* **Task statement**
If a line in the data below contains the word "name", copy it out.

* **Data for this exercise**
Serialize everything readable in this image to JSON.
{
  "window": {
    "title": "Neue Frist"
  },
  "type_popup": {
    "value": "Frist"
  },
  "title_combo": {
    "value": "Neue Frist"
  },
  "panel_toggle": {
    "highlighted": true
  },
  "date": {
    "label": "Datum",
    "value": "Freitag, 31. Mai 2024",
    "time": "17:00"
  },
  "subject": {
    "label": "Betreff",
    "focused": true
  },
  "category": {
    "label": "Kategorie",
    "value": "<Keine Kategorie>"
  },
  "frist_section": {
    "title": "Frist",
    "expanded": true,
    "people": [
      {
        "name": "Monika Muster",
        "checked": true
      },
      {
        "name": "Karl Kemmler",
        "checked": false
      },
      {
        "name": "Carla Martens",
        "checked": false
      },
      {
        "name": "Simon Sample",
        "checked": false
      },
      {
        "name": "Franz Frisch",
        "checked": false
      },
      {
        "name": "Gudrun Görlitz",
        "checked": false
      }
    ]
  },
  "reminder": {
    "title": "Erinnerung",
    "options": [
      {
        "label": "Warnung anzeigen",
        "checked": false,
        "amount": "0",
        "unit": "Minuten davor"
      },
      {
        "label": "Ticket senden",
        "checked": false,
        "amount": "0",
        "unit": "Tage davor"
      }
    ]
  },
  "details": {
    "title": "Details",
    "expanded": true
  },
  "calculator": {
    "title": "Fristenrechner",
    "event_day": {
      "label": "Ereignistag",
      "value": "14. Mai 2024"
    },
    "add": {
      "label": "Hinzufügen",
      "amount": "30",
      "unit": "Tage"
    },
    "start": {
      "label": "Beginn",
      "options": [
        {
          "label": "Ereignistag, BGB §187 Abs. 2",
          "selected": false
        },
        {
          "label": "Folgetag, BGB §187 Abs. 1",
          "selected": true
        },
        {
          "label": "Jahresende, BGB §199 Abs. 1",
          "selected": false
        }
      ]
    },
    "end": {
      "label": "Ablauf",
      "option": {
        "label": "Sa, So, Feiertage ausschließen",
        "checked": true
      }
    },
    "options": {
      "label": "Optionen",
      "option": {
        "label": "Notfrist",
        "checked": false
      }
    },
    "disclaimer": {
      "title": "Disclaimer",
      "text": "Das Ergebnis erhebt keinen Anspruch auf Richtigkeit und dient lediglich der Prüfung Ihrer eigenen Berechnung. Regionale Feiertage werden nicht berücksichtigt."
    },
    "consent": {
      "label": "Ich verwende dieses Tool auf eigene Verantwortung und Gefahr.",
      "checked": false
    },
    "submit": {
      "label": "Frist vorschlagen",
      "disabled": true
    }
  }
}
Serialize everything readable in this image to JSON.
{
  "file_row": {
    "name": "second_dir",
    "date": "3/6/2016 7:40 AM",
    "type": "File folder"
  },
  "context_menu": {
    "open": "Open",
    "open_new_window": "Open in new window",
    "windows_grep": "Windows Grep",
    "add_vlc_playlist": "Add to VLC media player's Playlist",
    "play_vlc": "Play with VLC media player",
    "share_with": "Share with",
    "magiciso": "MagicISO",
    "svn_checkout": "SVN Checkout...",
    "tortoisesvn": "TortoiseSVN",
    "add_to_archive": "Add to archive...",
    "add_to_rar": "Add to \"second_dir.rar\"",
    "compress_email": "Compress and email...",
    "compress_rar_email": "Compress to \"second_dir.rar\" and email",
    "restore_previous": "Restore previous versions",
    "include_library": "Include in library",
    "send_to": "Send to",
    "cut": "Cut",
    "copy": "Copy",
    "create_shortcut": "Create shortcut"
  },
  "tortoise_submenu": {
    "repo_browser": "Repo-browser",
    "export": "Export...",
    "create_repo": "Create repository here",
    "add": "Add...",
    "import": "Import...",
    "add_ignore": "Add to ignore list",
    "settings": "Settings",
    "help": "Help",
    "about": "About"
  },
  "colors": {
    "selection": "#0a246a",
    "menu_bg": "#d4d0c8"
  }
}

* **Answer for this exercise**
        "name": "Monika Muster",
        "name": "Karl Kemmler",
        "name": "Carla Martens",
        "name": "Simon Sample",
        "name": "Franz Frisch",
        "name": "Gudrun Görlitz",
    "name": "second_dir",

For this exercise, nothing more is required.